* _Work task_
Among the lines of the records, find all that carry the word "round" and copy them.

* _Records to use_
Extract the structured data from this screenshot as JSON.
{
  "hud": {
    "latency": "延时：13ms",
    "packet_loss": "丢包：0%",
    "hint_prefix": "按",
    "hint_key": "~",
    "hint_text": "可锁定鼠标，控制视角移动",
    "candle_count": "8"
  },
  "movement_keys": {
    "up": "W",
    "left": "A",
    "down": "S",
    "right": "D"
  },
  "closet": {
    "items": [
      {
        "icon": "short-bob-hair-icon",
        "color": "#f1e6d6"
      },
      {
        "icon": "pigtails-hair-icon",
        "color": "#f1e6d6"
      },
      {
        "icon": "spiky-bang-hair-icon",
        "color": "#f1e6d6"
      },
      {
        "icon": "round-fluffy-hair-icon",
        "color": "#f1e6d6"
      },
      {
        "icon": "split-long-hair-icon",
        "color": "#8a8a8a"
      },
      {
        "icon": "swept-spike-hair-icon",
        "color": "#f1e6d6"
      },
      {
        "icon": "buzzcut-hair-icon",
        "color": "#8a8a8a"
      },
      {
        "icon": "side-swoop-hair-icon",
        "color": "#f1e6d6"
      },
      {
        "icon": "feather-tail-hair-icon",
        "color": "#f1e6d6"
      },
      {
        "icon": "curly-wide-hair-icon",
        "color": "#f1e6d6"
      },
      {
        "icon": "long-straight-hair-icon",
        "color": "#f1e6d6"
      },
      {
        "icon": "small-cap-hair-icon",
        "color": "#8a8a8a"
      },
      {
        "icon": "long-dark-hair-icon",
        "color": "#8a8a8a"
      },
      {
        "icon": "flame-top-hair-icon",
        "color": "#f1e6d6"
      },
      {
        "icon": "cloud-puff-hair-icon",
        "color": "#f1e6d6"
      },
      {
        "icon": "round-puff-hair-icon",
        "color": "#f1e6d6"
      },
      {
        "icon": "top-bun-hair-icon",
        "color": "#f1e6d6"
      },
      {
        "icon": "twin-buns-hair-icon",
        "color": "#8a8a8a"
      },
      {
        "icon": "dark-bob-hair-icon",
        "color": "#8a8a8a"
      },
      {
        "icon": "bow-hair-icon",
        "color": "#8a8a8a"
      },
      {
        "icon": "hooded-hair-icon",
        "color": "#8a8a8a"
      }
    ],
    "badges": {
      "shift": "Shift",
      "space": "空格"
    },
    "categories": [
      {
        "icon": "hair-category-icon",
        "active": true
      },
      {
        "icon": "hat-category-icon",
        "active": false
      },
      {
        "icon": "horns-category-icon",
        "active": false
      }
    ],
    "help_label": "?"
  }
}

* _Finished task_
        "icon": "round-fluffy-hair-icon",
        "icon": "round-puff-hair-icon",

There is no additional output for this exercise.